WHAT NEEDS TO BE DONE → Answer with only the number of lines below where "enabled" appears.

Top of DATA RECORDS

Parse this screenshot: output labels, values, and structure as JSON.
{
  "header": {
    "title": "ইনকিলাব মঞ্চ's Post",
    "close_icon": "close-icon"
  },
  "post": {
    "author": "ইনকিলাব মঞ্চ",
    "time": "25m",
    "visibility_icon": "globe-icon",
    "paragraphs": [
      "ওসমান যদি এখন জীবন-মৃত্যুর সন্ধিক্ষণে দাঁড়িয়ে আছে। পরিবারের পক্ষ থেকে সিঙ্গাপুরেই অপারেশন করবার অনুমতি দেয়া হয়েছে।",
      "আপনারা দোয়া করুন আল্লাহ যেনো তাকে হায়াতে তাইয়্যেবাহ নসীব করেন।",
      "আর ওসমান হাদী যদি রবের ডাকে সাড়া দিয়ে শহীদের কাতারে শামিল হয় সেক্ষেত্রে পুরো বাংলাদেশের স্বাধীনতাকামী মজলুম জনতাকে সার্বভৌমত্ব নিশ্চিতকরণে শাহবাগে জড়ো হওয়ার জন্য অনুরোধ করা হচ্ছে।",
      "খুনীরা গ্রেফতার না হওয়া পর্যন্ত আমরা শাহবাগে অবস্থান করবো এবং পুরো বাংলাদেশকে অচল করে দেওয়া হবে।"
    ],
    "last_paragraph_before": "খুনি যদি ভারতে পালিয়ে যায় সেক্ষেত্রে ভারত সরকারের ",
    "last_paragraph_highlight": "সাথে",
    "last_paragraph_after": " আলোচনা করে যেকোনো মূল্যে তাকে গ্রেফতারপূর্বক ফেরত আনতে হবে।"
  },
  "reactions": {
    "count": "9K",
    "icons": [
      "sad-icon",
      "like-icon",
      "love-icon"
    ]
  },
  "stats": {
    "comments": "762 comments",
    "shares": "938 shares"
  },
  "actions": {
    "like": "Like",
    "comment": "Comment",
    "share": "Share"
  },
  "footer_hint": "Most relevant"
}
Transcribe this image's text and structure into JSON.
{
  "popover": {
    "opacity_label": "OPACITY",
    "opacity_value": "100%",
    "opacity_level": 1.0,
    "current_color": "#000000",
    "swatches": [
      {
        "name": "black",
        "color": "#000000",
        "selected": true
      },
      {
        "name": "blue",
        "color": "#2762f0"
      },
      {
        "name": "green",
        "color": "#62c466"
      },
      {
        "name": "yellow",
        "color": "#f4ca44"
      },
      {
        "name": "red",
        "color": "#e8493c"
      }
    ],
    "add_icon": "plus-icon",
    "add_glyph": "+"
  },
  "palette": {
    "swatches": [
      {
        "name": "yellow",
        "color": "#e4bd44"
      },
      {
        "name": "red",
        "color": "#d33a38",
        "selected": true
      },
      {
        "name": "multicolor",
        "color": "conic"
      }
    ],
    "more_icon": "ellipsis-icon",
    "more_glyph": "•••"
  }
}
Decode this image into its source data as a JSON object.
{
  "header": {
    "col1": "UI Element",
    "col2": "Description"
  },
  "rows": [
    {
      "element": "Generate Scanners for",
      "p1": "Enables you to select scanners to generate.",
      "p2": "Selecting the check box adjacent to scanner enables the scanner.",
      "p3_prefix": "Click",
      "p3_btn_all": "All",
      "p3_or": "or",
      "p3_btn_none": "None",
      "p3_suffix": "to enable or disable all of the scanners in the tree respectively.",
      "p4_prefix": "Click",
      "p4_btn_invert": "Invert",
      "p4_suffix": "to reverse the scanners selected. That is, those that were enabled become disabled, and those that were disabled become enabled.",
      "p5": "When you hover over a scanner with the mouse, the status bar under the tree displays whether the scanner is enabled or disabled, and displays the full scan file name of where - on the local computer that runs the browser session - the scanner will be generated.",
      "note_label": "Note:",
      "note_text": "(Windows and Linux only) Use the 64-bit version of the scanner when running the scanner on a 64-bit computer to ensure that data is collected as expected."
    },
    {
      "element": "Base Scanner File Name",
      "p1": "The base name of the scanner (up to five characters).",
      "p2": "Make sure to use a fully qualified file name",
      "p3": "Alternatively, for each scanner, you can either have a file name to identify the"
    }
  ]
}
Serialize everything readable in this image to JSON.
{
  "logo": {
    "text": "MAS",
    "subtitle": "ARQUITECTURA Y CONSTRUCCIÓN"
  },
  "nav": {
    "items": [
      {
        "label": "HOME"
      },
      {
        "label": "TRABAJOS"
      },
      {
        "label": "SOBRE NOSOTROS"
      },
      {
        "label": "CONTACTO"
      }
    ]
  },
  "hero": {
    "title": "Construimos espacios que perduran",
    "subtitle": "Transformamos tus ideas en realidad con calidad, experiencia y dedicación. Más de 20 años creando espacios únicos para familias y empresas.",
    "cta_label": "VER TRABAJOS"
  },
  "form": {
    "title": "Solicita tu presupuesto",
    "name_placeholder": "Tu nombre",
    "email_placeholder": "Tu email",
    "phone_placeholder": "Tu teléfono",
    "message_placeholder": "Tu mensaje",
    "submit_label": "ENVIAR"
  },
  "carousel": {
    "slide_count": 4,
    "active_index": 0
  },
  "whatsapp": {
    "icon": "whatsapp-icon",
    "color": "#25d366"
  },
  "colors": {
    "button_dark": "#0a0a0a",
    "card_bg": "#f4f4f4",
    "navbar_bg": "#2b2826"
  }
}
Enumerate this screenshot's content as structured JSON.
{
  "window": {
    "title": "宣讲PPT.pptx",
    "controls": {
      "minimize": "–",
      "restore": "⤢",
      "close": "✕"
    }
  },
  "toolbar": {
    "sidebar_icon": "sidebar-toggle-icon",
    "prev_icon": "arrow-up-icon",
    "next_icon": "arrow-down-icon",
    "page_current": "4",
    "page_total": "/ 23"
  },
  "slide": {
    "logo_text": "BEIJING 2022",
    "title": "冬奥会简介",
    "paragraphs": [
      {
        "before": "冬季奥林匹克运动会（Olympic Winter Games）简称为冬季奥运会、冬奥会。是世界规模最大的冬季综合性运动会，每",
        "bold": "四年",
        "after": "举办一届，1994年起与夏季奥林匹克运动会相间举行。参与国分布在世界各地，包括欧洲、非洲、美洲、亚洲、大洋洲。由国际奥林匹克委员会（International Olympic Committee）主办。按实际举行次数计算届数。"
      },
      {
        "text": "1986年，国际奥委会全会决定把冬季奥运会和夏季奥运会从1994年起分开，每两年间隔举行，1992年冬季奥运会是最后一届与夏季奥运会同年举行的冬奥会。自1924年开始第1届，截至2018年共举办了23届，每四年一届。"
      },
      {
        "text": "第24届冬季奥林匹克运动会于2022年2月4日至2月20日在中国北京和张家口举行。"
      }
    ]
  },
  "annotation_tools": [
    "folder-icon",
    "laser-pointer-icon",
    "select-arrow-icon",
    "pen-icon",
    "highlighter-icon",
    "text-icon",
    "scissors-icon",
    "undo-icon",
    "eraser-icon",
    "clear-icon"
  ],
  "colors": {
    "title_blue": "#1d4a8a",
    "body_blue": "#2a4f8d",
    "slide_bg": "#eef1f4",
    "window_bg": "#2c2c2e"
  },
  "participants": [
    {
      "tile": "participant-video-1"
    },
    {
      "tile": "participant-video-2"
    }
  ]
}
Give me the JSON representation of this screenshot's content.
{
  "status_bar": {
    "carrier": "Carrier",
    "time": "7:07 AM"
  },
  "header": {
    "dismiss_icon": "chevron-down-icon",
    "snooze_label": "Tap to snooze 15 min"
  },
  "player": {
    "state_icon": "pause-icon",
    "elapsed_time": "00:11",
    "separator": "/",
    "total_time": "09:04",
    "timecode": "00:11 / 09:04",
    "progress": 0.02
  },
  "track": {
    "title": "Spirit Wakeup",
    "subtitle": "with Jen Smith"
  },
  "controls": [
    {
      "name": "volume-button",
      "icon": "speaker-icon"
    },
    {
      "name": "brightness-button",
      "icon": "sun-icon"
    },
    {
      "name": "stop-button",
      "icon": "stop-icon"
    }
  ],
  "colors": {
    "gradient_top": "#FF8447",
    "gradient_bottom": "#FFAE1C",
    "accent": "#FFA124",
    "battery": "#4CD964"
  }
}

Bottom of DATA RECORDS

ANSWER SPACE → 2